On a banal level this even operates via a two-tier treatment of TV guests. On Wednesday, not for the first time, I was not allowed to sit in the Good Morning Britain ‘green room’ pre-programme with other guests and partake of refreshment. Instead I was provided with a belated cup of tea but no food in an area that was reminiscent of a multi-storey car park. It was little compensation for having to miss breakfast.
Just before going on air I was told that I would be debating with someone called Jacqui. When I asked, ‘Who is Jackie?’ a producer admitted that it had been ‘naughty’ not to have told me that I, the amateur, would be up against a professional media commentator.
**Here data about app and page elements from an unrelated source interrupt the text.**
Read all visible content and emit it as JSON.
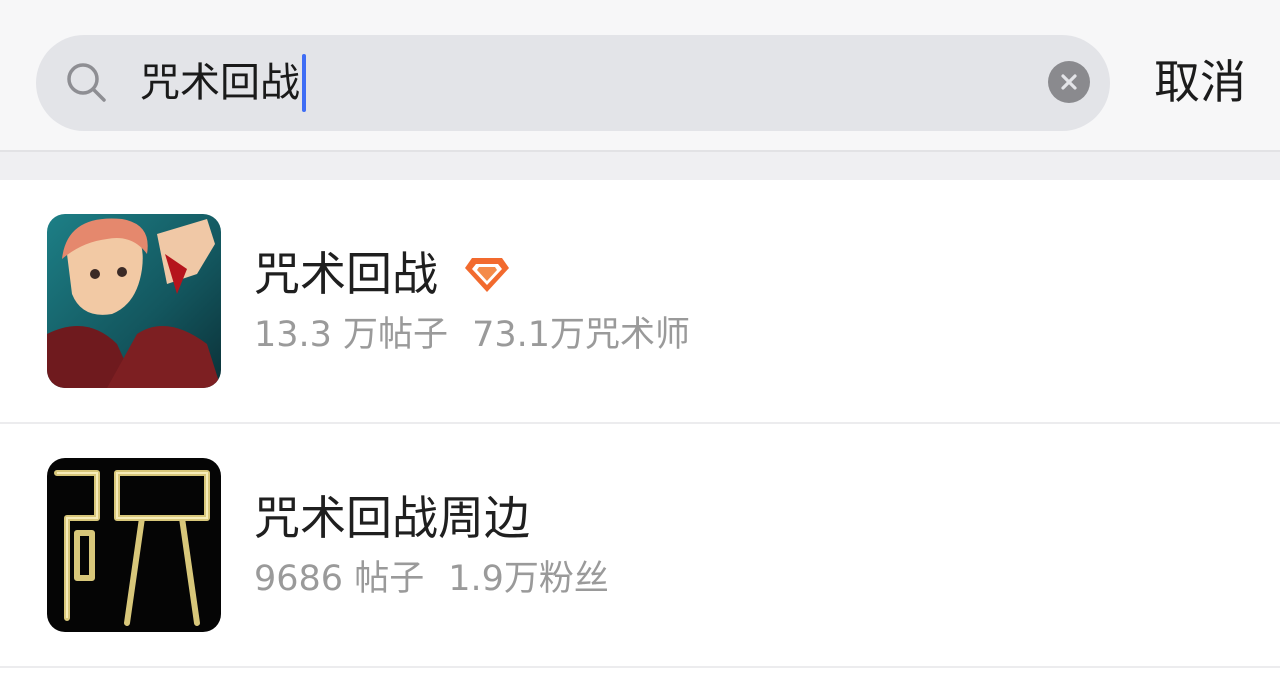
{
  "search": {
    "query": "咒术回战",
    "cancel_label": "取消"
  },
  "results": [
    {
      "title": "咒术回战",
      "posts": "13.3 万帖子",
      "followers": "73.1万咒术师",
      "badge": "diamond-icon",
      "thumb": "anime-character-avatar"
    },
    {
      "title": "咒术回战周边",
      "posts": "9686 帖子",
      "followers": "1.9万粉丝",
      "thumb": "glowing-calligraphy-avatar"
    }
  ],
  "colors": {
    "accent_caret": "#3f6df5",
    "badge_orange": "#f26a2e"
  }
}
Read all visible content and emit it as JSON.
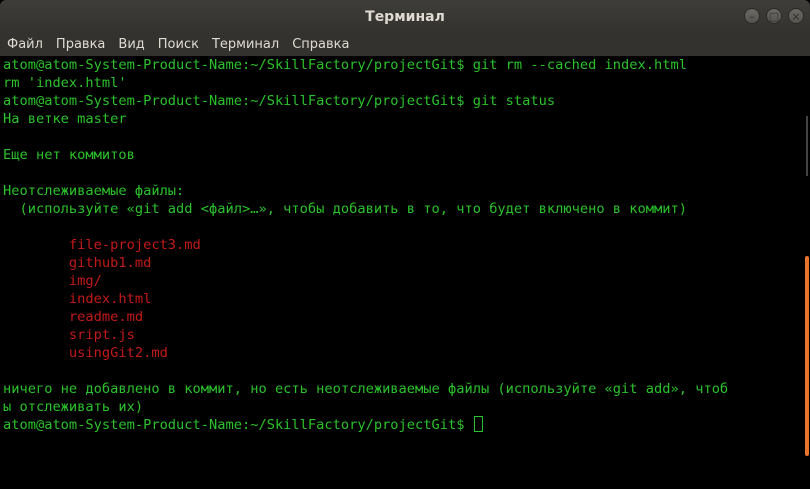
{
  "window": {
    "title": "Терминал"
  },
  "menu": {
    "items": [
      "Файл",
      "Правка",
      "Вид",
      "Поиск",
      "Терминал",
      "Справка"
    ]
  },
  "terminal": {
    "lines": [
      "atom@atom-System-Product-Name:~/SkillFactory/projectGit$ git rm --cached index.html",
      "rm 'index.html'",
      "atom@atom-System-Product-Name:~/SkillFactory/projectGit$ git status",
      "На ветке master",
      "",
      "Еще нет коммитов",
      "",
      "Неотслеживаемые файлы:",
      "  (используйте «git add <файл>…», чтобы добавить в то, что будет включено в коммит)",
      "",
      "        file-project3.md",
      "        github1.md",
      "        img/",
      "        index.html",
      "        readme.md",
      "        sript.js",
      "        usingGit2.md",
      "",
      "ничего не добавлено в коммит, но есть неотслеживаемые файлы (используйте «git add», чтоб",
      "ы отслеживать их)",
      "atom@atom-System-Product-Name:~/SkillFactory/projectGit$ "
    ]
  },
  "colors": {
    "text_green": "#2bc22b",
    "untracked_red": "#c31a1a",
    "background": "#000000",
    "scroll_thumb": "#e8732d"
  }
}
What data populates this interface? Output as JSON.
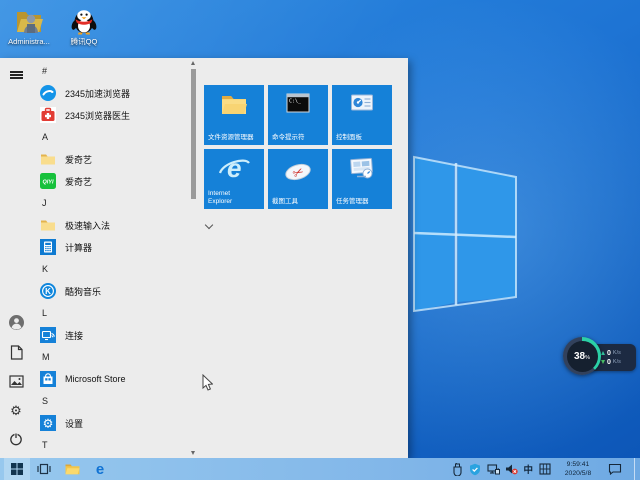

Nor was I told that the interviewers – Madeley and Hawkins – would be part of ‘Team Jacqui’. The game was given away only by the profusion of hugs and kisses that greeted Jacqui’s arrival on set. Three against one seemed a trifle unfair even if it failed to win the day for them.
Jacqui Oatley, by the way, is a supporter of Wolverhampton Wanderers whereas I support Aston Villa. There was therefore every reason for us being at daggers drawn! In fact, off-camera we got on very well indeed. I have no complaints about her. Admirably strong-willed, she was charming and funny.
Sadly, treating guests labelled ‘conservative’ as fair game has become normalised in much of the media. There are a few exceptions and, ironically, one of these is Piers Morgan, the regular presenter of Good Morning Britain. My latest experience on the show made me realise that Piers is one of an endangered species. Perhaps Good Morning Britain producers simply decided that whilst the cat’s away the mice will play. It did not work out quite as they intended, but neither did the transport they ‘arranged’ to get me home. If they don’t get the counter-revolutionaries one way, they will find another.